_Collected data entries:_
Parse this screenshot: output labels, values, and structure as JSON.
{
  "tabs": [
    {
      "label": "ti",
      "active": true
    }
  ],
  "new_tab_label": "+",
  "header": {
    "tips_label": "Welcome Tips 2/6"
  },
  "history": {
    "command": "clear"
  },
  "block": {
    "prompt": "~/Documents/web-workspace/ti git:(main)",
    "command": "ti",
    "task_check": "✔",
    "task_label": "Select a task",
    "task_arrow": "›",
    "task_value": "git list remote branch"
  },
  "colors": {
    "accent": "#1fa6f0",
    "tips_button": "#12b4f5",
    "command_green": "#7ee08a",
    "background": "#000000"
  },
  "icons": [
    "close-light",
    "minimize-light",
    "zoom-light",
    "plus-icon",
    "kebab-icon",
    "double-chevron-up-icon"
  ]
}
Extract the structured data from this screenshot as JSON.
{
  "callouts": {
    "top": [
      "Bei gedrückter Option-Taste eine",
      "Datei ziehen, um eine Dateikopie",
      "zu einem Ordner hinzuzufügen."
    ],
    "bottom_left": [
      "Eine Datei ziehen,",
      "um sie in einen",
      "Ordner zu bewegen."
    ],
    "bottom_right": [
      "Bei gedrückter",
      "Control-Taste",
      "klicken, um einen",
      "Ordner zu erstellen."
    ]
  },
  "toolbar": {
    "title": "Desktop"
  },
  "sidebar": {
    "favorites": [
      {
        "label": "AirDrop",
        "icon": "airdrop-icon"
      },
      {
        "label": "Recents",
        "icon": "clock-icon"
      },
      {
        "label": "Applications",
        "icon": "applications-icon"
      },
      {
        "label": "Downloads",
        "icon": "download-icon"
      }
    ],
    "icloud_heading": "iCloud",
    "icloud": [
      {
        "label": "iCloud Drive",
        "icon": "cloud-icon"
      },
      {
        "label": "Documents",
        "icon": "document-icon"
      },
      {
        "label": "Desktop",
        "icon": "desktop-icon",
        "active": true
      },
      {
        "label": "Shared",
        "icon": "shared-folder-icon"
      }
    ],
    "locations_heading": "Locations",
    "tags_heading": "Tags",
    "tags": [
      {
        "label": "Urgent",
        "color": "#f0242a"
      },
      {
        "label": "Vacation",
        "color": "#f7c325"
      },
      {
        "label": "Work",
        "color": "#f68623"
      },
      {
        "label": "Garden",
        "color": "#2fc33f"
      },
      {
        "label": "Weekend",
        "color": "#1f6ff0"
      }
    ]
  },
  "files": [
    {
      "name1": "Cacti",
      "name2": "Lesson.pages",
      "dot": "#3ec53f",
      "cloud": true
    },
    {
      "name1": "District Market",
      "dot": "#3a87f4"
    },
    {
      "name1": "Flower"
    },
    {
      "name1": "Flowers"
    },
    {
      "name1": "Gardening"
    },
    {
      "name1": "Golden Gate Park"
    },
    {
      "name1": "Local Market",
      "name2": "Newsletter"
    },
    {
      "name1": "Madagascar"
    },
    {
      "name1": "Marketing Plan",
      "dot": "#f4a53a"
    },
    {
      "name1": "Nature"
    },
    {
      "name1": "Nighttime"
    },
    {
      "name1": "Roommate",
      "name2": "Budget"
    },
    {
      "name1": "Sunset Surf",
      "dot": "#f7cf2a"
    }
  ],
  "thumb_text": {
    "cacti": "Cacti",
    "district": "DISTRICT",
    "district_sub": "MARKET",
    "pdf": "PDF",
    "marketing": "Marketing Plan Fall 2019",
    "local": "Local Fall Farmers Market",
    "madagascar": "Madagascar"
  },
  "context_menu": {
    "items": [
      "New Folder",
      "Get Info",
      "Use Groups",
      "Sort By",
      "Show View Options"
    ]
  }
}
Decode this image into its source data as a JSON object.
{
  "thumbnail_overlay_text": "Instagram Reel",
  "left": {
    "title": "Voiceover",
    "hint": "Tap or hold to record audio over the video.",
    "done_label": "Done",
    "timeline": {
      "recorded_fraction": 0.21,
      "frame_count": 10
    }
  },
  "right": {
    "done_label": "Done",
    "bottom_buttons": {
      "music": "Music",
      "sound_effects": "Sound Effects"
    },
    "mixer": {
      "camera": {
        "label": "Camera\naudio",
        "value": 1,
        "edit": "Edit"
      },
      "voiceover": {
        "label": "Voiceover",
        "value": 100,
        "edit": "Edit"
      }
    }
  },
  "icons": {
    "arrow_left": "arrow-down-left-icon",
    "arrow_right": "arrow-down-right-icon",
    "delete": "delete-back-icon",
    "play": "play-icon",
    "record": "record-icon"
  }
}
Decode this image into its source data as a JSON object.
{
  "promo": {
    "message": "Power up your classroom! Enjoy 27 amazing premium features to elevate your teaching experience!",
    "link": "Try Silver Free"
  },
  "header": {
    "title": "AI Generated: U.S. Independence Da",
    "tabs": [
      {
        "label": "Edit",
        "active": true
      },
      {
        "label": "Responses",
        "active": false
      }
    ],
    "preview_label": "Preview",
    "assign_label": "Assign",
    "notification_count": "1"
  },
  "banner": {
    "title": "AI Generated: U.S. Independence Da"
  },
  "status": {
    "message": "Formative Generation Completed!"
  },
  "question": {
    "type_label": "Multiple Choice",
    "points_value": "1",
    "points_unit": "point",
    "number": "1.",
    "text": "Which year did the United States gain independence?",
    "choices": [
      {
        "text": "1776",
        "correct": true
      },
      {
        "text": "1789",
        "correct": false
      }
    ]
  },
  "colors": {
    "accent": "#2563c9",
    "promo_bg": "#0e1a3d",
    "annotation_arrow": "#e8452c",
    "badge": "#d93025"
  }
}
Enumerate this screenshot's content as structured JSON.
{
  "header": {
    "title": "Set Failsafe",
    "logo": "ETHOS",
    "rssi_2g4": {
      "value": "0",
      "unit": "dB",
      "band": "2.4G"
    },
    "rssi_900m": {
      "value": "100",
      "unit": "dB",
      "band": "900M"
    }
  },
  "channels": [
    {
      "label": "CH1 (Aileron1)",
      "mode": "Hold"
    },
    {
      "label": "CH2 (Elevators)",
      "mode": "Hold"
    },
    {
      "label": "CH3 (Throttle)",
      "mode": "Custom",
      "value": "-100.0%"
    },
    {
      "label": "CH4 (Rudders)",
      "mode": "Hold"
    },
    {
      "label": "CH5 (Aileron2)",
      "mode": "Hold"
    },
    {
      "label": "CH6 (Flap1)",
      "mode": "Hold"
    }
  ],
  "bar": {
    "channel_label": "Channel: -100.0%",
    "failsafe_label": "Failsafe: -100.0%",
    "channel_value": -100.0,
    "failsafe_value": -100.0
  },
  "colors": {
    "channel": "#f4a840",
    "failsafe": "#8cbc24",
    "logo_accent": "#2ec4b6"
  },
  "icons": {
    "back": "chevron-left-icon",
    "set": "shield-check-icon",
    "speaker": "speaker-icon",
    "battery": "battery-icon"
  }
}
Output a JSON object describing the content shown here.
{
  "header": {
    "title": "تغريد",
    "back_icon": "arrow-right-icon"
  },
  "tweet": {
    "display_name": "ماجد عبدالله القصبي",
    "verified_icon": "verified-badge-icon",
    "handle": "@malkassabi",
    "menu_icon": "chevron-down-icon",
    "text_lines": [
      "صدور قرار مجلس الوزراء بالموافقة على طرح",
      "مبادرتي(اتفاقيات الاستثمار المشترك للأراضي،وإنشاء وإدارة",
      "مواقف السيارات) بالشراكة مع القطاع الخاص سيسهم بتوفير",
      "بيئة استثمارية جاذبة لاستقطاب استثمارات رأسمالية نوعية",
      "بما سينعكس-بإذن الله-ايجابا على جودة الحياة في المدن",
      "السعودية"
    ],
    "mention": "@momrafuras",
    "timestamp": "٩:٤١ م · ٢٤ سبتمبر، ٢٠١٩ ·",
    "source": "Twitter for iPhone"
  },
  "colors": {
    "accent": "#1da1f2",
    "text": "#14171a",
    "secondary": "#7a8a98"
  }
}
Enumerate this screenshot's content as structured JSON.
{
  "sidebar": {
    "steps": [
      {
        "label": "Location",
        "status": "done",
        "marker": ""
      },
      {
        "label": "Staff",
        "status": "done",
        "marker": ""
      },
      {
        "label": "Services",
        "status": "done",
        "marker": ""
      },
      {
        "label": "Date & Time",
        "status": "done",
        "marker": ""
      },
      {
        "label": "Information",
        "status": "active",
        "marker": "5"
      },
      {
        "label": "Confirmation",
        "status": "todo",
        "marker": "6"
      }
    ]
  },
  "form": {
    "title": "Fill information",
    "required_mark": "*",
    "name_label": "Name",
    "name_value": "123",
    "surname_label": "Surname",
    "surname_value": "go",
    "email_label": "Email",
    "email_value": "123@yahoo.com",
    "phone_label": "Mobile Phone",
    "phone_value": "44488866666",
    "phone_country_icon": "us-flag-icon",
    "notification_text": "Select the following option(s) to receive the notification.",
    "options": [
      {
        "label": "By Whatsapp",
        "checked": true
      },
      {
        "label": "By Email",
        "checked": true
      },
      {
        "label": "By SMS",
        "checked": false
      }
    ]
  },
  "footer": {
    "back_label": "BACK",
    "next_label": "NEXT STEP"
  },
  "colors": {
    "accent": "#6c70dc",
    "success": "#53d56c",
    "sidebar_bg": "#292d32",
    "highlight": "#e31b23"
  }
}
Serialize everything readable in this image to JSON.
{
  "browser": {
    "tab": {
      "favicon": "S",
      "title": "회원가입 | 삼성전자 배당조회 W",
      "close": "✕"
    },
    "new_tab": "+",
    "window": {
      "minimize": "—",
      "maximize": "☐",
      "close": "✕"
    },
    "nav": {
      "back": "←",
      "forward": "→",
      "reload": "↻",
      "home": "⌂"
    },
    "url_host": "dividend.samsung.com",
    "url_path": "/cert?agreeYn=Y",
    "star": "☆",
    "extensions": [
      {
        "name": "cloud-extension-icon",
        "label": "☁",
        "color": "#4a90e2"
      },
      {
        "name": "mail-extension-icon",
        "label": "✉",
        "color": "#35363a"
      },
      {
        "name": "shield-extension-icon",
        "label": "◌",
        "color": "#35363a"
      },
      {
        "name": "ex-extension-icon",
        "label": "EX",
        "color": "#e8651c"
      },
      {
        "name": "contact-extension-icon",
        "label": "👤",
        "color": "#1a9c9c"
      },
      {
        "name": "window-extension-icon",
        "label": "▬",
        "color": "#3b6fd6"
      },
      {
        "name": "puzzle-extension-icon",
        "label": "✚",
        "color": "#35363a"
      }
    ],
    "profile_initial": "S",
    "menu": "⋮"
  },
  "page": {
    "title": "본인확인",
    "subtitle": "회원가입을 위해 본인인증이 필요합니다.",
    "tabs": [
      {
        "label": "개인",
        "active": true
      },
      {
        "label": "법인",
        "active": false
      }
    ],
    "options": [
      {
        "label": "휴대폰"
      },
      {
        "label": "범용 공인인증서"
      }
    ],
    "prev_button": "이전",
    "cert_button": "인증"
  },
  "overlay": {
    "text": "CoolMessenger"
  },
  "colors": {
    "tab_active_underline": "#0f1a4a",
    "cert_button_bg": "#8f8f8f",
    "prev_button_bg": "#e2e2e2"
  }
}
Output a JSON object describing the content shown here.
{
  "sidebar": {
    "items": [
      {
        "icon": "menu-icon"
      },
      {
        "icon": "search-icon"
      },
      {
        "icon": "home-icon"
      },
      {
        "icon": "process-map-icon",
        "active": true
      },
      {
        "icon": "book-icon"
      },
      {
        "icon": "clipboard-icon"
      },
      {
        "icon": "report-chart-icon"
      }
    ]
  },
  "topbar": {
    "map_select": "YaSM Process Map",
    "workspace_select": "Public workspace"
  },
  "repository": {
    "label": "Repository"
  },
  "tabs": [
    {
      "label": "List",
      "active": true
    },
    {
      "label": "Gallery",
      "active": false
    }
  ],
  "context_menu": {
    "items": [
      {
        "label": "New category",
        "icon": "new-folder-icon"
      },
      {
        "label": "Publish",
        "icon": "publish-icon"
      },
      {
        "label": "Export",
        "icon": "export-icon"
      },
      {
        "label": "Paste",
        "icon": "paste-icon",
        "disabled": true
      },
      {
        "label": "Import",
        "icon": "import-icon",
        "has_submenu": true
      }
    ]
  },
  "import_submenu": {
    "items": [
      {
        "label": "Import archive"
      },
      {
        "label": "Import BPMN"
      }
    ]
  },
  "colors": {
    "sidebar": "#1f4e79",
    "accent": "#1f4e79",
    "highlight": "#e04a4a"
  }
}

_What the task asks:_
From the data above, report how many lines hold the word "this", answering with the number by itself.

_Answer to the problem:_
7